Austin Beutner, the wealthy ex–Wall Street hedge fund veteran who spent 110 days as publisher of the San Diego Union-Tribune earlier this year before being canned by Chicago-based U-T owner Tribune Publishing, is heading back to his old stomping grounds on the island of Manhattan, this time to have a "conversation" about "the future of newspapers" at an October 22 event hosted by the Columbia Journalism School's Brown Institute for Media Innovation.
The event, first noted by LAObserved.com, is another in a continuing line of Beutner appearances, op-ed pieces, and open letters from Los Angeles politicos and business types attacking the publisher's firing and calling for local control of the L.A. Times, another Tribune property from which Beutner was let go as publisher.

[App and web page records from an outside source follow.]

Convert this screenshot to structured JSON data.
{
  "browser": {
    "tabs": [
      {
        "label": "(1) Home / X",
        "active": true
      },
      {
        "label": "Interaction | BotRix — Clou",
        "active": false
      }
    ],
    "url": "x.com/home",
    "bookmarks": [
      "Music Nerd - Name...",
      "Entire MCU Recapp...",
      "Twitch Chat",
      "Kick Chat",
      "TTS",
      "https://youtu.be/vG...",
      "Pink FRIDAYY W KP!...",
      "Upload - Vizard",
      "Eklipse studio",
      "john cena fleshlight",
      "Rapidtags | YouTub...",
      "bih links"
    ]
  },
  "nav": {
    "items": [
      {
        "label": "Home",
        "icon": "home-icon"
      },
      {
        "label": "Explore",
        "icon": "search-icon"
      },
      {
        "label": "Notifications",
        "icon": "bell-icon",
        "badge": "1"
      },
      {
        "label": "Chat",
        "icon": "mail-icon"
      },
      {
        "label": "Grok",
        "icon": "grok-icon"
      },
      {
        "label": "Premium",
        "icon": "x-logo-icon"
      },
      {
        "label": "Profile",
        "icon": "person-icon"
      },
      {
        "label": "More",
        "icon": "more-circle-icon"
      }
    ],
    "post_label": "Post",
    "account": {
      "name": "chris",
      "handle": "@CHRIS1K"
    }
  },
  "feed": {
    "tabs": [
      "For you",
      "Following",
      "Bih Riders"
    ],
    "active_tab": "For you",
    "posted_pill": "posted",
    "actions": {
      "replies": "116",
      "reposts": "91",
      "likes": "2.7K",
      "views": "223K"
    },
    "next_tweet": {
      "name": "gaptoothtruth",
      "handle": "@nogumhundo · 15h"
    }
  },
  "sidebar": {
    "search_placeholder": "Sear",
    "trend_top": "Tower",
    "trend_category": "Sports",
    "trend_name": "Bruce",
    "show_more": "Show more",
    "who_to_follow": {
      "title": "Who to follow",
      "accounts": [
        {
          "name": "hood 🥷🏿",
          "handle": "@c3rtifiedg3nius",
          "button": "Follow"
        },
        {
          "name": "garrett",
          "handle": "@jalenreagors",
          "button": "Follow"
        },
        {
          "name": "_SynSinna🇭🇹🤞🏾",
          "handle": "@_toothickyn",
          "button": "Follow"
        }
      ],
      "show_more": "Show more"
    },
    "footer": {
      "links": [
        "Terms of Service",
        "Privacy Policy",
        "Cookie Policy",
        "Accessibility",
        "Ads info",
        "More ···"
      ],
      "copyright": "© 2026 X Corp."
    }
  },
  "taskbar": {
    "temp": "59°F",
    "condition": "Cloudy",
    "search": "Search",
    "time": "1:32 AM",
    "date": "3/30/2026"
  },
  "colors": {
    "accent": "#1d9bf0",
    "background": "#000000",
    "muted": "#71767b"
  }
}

The continuing anti-Tribune drumbeat has raised questions regarding the role in the campaign of Los Angeles billionaire Eli Broad, whose failed buyout of the L.A. Times from Tribune has been tied to the departure of Beutner, Broad's onetime partner in an earlier attempt to acquire the newspaper.
Broad is a multimillion-dollar backer of a well-financed political movement favoring charter schools, in which he has been allied with fellow Democratic billionaire Irwin Jacobs of La Jolla, a big giver to nonprofit media, including KPBS and the Voice of San Diego.
Ex–Pete Wilson aide Daniel Schnur, a volunteer media contact for the pro-Beutner push, says the effort has no ulterior motive, though Schnur's campaign for California secretary of state last year drew major money support from Netflix founder Reed Hastings and other well-heeled donors favoring charter schools.
A possible takeover of the Times and Union-Tribune by Broad and partners such as Jacobs is regarded warily by some in the teachers’ union, already concerned by undue influence over nonprofit media here.
According to LAObserved, Beutner was invited to speak at Columbia by journalism school dean Steven Coll, who was seen in the Times newsroom over the summer meeting with editor Davan Maharaj, triggering talk that Coll, an ex–Washington Post managing editor and New Yorker writer, might have gotten a role in Los Angeles under Beutner.
Meanwhile, the results of the Tribune's company-wide "Employee Voluntary Separation Program" are being anxiously awaited at the Union-Tribune and the chain's other papers.
If enough workers don't accept the buyout offer by the October 23 deadline — a day after Beutner’s New York appearance — involuntary layoffs could follow.